The court ruled in November that the SSA was liable to SRA for $4,708 in relation to the second flood, and not liable for the first. The SRA was ordered to pay $85,600 in costs and is "currently considering the matter further".
The court awarded SRA $30,000 in damages for SSA president Michael Vaz's defamatory remarks, made after the NSC was closed following a police probe. Vaz has appealed against the decision.
Judicial Commissioner Pang Khang Chau dismissed SSA's claim for reimbursement from SRA for the costs of demolishing what the SSA considered "illegal structures" the latter built at the NSC.
The judge also found that Vaz, SSA honorary secretary Yap Beng Hui, and treasurer Patrick Chen had "wrongfully conspired to injure" the SRA by procuring a resolution to suspend the latter's rights. The trio were ordered to pay damages equivalent to the legal fees and expenses incurred by SRA in investigating and responding to the conspiracy.
The trio have filed an appeal.
The SRA and Vaz will meet in court later this month, over an alleged breach of contract on the latter's part.
With SSA currently the only authority allowed to endorse applications for licences to possess guns - and will do so for only its constituent clubs - the move means SRA members will now be able to apply for permits to own firearms.
SSA also noted that all unlicensed guns will be removed from the facility upon its reopening, which could take place as early as next month.
When contacted by The Straits Times, SRA chairman Eng Fook Hoong pointed to a 2,449-word statement posted on the SRA's website on Tuesday on the SSA offer, as well as updates on its ongoing legal battles with the national body.
The SRA acknowledged that the SSA had written to the rifle body last Thursday with an offer for reinstatement, but with two conditions:
• SRA pays the annual membership fee, and
• That "no new legal actions be initiated by the SRA and SSA against each other (including its officers and employees) for actions prior to 1 Sept 2018".
The SRA statement added that the organisation "will be making payment" of the requisite annual membership fee of $5,000 to the SSA, and "SRA's and its members' rights and privileges as an Ordinary Member of the SSA will be reinstated with immediate effect".

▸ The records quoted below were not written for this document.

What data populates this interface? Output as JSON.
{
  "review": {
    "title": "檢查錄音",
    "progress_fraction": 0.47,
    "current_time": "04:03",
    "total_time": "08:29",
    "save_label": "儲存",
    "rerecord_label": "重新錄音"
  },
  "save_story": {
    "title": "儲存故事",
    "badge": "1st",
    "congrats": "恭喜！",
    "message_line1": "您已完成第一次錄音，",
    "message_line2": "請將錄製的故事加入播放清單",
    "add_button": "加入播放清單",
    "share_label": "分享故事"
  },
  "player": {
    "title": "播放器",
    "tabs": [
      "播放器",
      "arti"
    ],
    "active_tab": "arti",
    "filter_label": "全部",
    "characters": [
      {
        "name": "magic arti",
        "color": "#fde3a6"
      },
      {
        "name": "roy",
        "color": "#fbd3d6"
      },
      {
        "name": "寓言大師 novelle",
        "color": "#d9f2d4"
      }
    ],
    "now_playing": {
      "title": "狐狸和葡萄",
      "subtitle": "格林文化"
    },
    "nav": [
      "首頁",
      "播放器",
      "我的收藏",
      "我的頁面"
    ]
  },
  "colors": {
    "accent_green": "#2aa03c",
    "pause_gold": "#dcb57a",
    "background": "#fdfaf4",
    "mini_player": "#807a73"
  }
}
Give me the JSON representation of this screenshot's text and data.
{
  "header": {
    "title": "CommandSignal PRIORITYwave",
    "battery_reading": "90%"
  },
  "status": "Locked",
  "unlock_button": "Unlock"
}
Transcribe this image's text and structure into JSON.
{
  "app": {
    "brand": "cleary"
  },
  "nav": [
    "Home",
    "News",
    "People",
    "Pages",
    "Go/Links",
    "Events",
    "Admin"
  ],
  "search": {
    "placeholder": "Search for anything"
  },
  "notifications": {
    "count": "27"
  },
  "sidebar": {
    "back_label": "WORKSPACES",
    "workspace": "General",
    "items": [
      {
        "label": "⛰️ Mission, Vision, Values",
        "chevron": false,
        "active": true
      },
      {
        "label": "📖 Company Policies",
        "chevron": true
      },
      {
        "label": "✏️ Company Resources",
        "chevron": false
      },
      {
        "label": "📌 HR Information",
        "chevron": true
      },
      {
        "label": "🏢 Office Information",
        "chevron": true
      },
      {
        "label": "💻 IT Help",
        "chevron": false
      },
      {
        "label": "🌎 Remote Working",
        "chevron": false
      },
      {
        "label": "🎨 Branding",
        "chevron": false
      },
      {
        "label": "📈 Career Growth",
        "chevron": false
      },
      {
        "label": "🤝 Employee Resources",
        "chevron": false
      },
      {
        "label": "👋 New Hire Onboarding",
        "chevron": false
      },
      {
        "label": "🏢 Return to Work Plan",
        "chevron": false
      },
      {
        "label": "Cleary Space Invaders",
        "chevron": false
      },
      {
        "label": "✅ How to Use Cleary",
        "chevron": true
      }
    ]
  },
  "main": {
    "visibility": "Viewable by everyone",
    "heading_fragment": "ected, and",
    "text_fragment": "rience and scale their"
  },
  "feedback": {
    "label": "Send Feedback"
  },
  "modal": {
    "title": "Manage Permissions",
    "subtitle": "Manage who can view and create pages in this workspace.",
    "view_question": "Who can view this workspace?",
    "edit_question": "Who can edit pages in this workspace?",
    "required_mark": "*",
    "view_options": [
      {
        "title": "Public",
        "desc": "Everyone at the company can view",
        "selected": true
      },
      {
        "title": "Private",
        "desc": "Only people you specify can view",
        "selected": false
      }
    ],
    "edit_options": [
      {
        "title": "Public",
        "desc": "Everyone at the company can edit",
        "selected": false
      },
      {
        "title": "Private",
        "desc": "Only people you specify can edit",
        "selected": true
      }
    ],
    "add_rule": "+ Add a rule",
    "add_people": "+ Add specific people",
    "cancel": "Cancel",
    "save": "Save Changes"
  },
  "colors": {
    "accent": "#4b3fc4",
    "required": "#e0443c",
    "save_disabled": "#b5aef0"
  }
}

However, SRA is of the view that SSA's Sept 1 statement - posted on its website and making no mention of the "no new legal action" clause - "superseded" the Aug 30 letter, and "reserves all its rights in relation to challenging the validity of the Expulsion Resolution and pursuing its losses arising from the SSA's Expulsion Resolution at an appropriate juncture".
The feud between the two parties involved four lawsuits, with the last yet to be heard before the courts (see box).
SSA president Michael Vaz told ST that the legal entanglement with SRA had cost the national body "about half a million dollars in legal fees".
On SRA's response, he told ST that the SSA was likely to hold a council meeting on Sunday to discuss the issue.
He added: "I will be proposing (at the meeting) that we continue with the reinstatement, although it would be a council decision.
"We don't want some 400 weapons (belonging to SRA members) to be confiscated, and for the SRA members to be affected."
Yesterday, chief of Singapore Sports Institute Toh Boon Yi revealed that national sports authority Sport Singapore had arranged for the SSA and SRA to meet on Aug 30 with the intent of resolving issues to move forward.
"We strongly urge all parties to put their differences aside and work towards the common good for the sport and their members. We hope the passion to develop the sport prevails in their actions."